• [Action item]: Provide the number of lines in the entries below containing "structure", with no further words.

(Records from a collection)
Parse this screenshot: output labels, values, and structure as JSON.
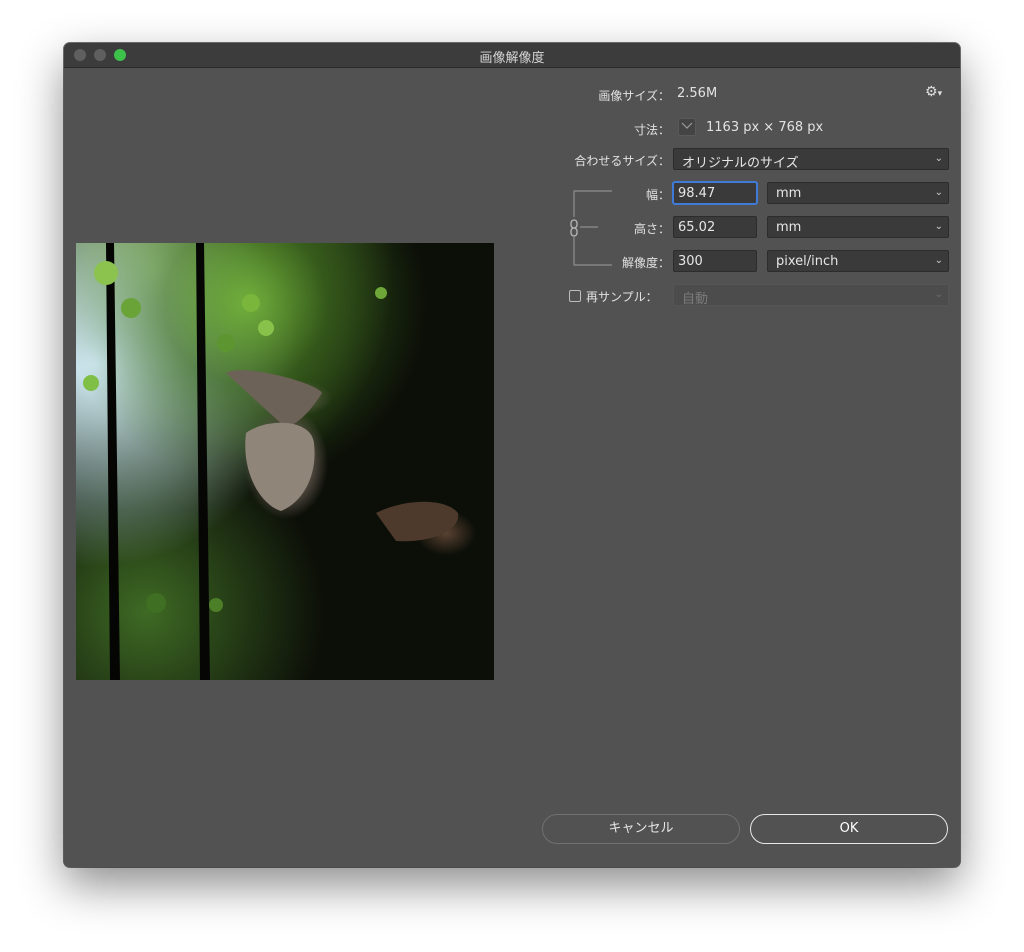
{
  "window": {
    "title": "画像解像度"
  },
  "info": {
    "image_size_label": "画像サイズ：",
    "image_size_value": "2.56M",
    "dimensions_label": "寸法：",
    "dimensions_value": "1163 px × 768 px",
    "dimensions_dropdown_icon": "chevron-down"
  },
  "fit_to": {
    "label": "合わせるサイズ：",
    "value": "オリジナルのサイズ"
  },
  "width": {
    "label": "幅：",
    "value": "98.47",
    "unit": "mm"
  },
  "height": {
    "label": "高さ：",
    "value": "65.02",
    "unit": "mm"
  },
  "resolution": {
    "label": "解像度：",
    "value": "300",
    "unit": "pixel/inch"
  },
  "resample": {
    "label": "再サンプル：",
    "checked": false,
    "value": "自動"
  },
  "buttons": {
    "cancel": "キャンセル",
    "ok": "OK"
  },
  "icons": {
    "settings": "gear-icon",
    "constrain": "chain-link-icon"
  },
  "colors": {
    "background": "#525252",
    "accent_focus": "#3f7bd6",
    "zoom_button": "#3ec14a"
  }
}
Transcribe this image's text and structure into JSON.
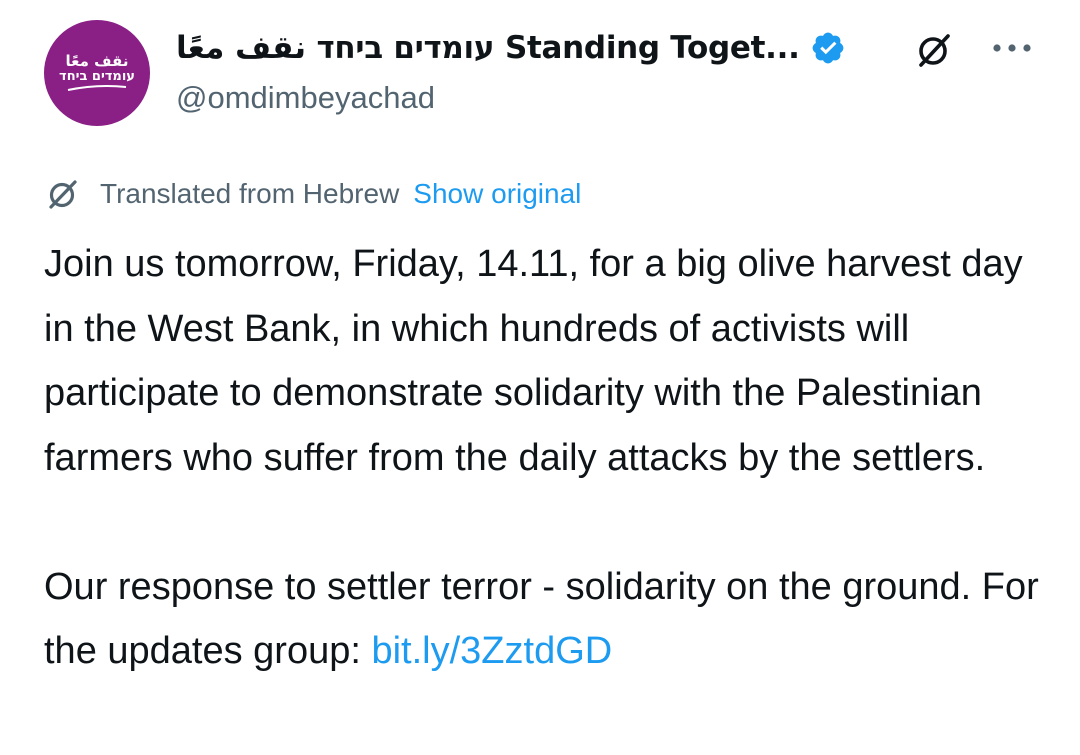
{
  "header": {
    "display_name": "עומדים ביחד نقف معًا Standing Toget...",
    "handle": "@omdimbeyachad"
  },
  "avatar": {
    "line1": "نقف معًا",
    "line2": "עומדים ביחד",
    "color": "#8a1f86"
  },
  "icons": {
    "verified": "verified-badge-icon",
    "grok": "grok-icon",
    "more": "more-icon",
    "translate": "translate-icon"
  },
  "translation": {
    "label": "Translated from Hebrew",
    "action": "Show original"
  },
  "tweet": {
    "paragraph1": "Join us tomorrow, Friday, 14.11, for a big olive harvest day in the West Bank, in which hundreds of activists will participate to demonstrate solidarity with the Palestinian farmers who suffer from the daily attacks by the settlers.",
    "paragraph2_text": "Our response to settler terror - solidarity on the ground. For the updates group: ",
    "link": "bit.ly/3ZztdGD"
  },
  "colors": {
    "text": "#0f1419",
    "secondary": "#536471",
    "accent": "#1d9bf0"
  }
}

• [Response area]: 2